YOUR INSTRUCTIONS: Set down each entry exactly; omit images.

##### RECORDS PROVIDED

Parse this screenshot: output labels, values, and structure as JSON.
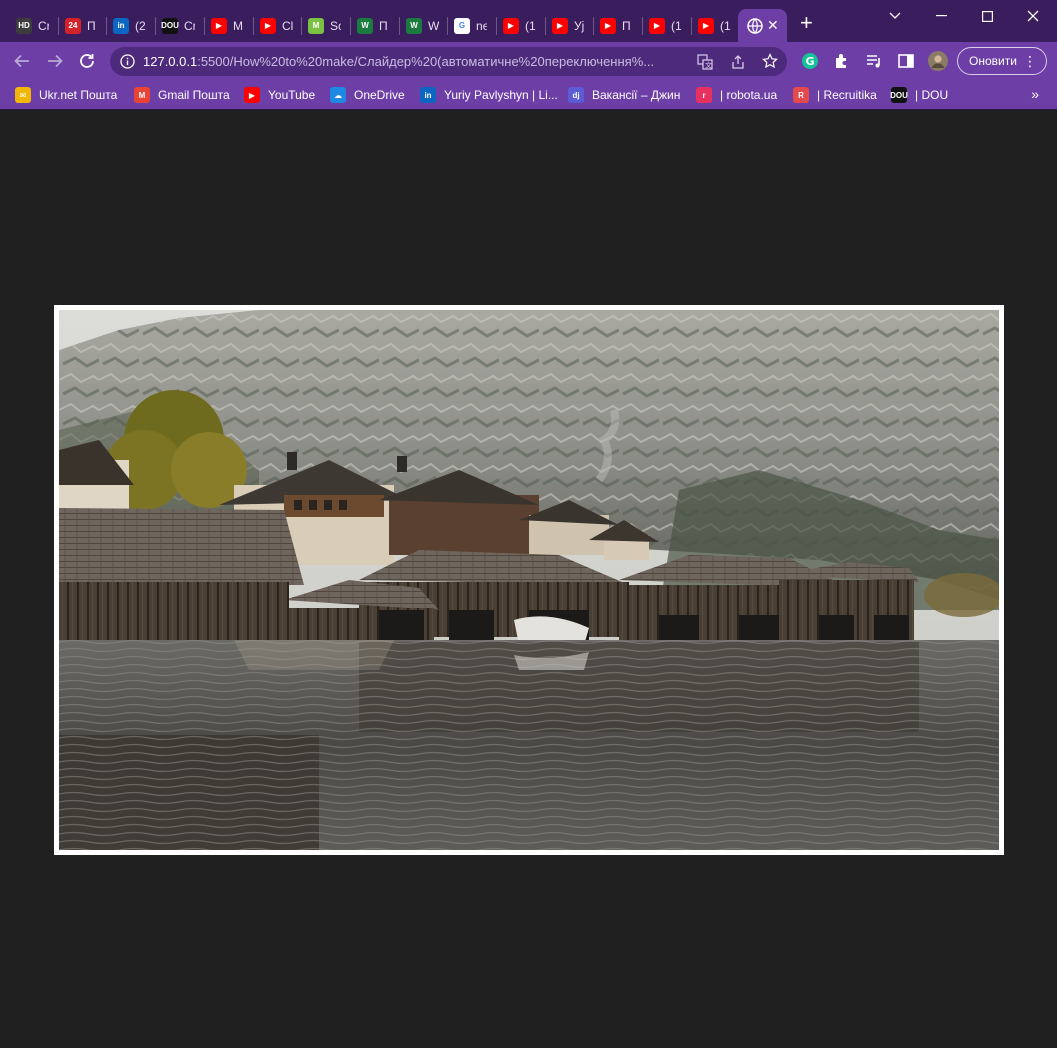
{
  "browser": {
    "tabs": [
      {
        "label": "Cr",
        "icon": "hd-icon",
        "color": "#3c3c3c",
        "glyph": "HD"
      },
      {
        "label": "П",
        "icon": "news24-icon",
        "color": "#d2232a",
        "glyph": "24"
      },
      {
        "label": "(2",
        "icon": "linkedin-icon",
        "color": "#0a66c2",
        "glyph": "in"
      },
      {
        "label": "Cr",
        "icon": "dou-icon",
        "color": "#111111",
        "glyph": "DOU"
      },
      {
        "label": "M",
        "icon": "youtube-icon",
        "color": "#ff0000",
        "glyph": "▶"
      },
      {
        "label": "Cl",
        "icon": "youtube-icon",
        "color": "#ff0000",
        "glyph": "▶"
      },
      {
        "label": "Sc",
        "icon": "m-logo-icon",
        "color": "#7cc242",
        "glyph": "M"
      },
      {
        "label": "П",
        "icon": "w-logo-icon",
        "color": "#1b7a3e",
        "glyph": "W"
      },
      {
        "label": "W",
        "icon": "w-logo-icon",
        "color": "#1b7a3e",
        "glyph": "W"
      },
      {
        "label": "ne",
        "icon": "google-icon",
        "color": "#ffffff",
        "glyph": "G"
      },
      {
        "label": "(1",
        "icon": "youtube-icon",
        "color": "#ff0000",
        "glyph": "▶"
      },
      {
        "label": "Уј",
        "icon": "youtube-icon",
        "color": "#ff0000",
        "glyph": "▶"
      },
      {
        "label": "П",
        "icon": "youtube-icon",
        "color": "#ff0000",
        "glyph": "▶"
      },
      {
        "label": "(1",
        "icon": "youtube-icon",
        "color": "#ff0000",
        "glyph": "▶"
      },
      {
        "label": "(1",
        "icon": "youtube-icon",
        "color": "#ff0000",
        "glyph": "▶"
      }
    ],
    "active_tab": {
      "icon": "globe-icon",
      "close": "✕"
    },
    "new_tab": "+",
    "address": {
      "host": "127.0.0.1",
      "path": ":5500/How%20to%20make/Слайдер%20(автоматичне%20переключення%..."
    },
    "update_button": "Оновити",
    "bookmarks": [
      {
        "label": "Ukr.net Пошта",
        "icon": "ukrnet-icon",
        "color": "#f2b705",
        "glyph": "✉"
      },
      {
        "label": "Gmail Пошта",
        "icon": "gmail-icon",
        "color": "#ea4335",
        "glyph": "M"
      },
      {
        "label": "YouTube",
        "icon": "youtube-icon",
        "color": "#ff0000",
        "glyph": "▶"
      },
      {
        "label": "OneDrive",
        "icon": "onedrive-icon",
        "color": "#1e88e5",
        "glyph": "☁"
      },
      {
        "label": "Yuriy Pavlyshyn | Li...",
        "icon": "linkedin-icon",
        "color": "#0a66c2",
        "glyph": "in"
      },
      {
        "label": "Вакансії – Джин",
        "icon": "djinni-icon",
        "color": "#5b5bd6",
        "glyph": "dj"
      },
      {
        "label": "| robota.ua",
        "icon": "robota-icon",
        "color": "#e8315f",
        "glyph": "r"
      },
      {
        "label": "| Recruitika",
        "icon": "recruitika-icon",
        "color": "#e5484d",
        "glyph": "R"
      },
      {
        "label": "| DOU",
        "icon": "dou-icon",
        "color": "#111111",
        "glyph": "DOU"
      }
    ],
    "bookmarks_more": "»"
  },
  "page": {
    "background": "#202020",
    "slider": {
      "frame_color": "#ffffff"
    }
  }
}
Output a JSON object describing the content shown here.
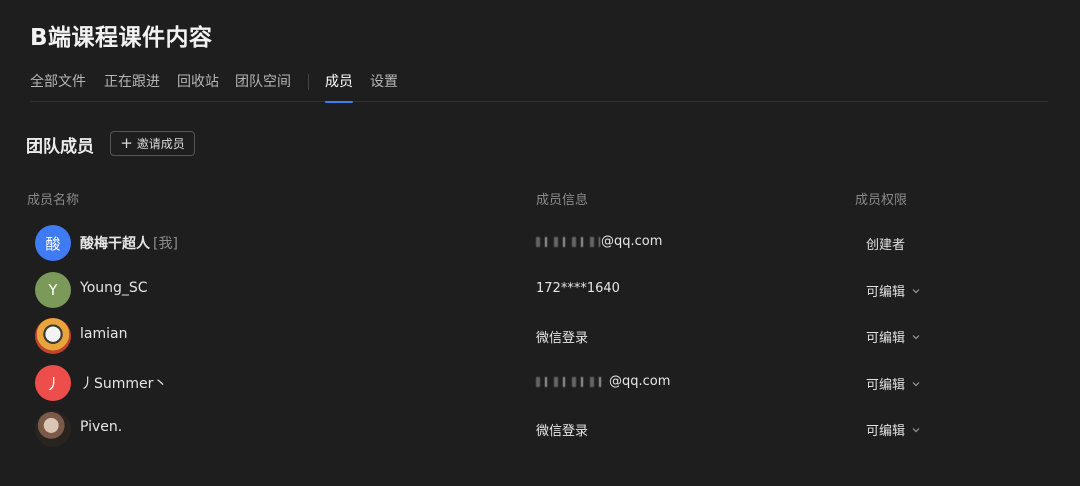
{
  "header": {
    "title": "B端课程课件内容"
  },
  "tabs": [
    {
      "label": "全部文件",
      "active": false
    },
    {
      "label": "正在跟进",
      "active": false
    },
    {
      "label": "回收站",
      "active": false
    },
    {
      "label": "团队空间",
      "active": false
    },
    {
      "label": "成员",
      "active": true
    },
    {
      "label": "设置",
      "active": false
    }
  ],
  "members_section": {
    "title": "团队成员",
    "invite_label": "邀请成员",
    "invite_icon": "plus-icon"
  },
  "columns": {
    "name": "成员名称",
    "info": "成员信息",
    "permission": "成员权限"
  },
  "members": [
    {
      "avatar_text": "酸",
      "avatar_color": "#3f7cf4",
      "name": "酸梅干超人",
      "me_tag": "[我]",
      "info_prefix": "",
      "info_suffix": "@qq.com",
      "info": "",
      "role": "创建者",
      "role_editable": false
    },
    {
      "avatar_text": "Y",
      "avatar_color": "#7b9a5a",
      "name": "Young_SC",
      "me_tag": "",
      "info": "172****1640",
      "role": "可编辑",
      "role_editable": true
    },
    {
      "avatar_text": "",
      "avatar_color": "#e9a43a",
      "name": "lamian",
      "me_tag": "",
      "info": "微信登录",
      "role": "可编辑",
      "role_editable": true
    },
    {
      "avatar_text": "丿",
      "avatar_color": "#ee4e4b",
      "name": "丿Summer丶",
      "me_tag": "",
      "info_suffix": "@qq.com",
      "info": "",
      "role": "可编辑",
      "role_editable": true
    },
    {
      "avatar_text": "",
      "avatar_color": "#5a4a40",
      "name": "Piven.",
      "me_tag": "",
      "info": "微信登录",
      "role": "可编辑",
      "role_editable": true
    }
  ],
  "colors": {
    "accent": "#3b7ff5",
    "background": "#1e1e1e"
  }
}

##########

SOLUTION TO THE PROBLEM:
Parse this screenshot: output labels, values, and structure as JSON.
{
  "browser": {
    "tabs": [
      {
        "label": "Cr",
        "icon": "hd-icon",
        "color": "#3c3c3c",
        "glyph": "HD"
      },
      {
        "label": "П",
        "icon": "news24-icon",
        "color": "#d2232a",
        "glyph": "24"
      },
      {
        "label": "(2",
        "icon": "linkedin-icon",
        "color": "#0a66c2",
        "glyph": "in"
      },
      {
        "label": "Cr",
        "icon": "dou-icon",
        "color": "#111111",
        "glyph": "DOU"
      },
      {
        "label": "M",
        "icon": "youtube-icon",
        "color": "#ff0000",
        "glyph": "▶"
      },
      {
        "label": "Cl",
        "icon": "youtube-icon",
        "color": "#ff0000",
        "glyph": "▶"
      },
      {
        "label": "Sc",
        "icon": "m-logo-icon",
        "color": "#7cc242",
        "glyph": "M"
      },
      {
        "label": "П",
        "icon": "w-logo-icon",
        "color": "#1b7a3e",
        "glyph": "W"
      },
      {
        "label": "W",
        "icon": "w-logo-icon",
        "color": "#1b7a3e",
        "glyph": "W"
      },
      {
        "label": "ne",
        "icon": "google-icon",
        "color": "#ffffff",
        "glyph": "G"
      },
      {
        "label": "(1",
        "icon": "youtube-icon",
        "color": "#ff0000",
        "glyph": "▶"
      },
      {
        "label": "Уј",
        "icon": "youtube-icon",
        "color": "#ff0000",
        "glyph": "▶"
      },
      {
        "label": "П",
        "icon": "youtube-icon",
        "color": "#ff0000",
        "glyph": "▶"
      },
      {
        "label": "(1",
        "icon": "youtube-icon",
        "color": "#ff0000",
        "glyph": "▶"
      },
      {
        "label": "(1",
        "icon": "youtube-icon",
        "color": "#ff0000",
        "glyph": "▶"
      }
    ],
    "active_tab": {
      "icon": "globe-icon",
      "close": "✕"
    },
    "new_tab": "+",
    "address": {
      "host": "127.0.0.1",
      "path": ":5500/How%20to%20make/Слайдер%20(автоматичне%20переключення%..."
    },
    "update_button": "Оновити",
    "bookmarks": [
      {
        "label": "Ukr.net Пошта",
        "icon": "ukrnet-icon",
        "color": "#f2b705",
        "glyph": "✉"
      },
      {
        "label": "Gmail Пошта",
        "icon": "gmail-icon",
        "color": "#ea4335",
        "glyph": "M"
      },
      {
        "label": "YouTube",
        "icon": "youtube-icon",
        "color": "#ff0000",
        "glyph": "▶"
      },
      {
        "label": "OneDrive",
        "icon": "onedrive-icon",
        "color": "#1e88e5",
        "glyph": "☁"
      },
      {
        "label": "Yuriy Pavlyshyn | Li...",
        "icon": "linkedin-icon",
        "color": "#0a66c2",
        "glyph": "in"
      },
      {
        "label": "Вакансії – Джин",
        "icon": "djinni-icon",
        "color": "#5b5bd6",
        "glyph": "dj"
      },
      {
        "label": "| robota.ua",
        "icon": "robota-icon",
        "color": "#e8315f",
        "glyph": "r"
      },
      {
        "label": "| Recruitika",
        "icon": "recruitika-icon",
        "color": "#e5484d",
        "glyph": "R"
      },
      {
        "label": "| DOU",
        "icon": "dou-icon",
        "color": "#111111",
        "glyph": "DOU"
      }
    ],
    "bookmarks_more": "»"
  },
  "page": {
    "background": "#202020",
    "slider": {
      "frame_color": "#ffffff"
    }
  }
}
Output a JSON object describing the content shown here.
{
  "header": {
    "title": "B端课程课件内容"
  },
  "tabs": [
    {
      "label": "全部文件",
      "active": false
    },
    {
      "label": "正在跟进",
      "active": false
    },
    {
      "label": "回收站",
      "active": false
    },
    {
      "label": "团队空间",
      "active": false
    },
    {
      "label": "成员",
      "active": true
    },
    {
      "label": "设置",
      "active": false
    }
  ],
  "members_section": {
    "title": "团队成员",
    "invite_label": "邀请成员",
    "invite_icon": "plus-icon"
  },
  "columns": {
    "name": "成员名称",
    "info": "成员信息",
    "permission": "成员权限"
  },
  "members": [
    {
      "avatar_text": "酸",
      "avatar_color": "#3f7cf4",
      "name": "酸梅干超人",
      "me_tag": "[我]",
      "info_prefix": "",
      "info_suffix": "@qq.com",
      "info": "",
      "role": "创建者",
      "role_editable": false
    },
    {
      "avatar_text": "Y",
      "avatar_color": "#7b9a5a",
      "name": "Young_SC",
      "me_tag": "",
      "info": "172****1640",
      "role": "可编辑",
      "role_editable": true
    },
    {
      "avatar_text": "",
      "avatar_color": "#e9a43a",
      "name": "lamian",
      "me_tag": "",
      "info": "微信登录",
      "role": "可编辑",
      "role_editable": true
    },
    {
      "avatar_text": "丿",
      "avatar_color": "#ee4e4b",
      "name": "丿Summer丶",
      "me_tag": "",
      "info_suffix": "@qq.com",
      "info": "",
      "role": "可编辑",
      "role_editable": true
    },
    {
      "avatar_text": "",
      "avatar_color": "#5a4a40",
      "name": "Piven.",
      "me_tag": "",
      "info": "微信登录",
      "role": "可编辑",
      "role_editable": true
    }
  ],
  "colors": {
    "accent": "#3b7ff5",
    "background": "#1e1e1e"
  }
}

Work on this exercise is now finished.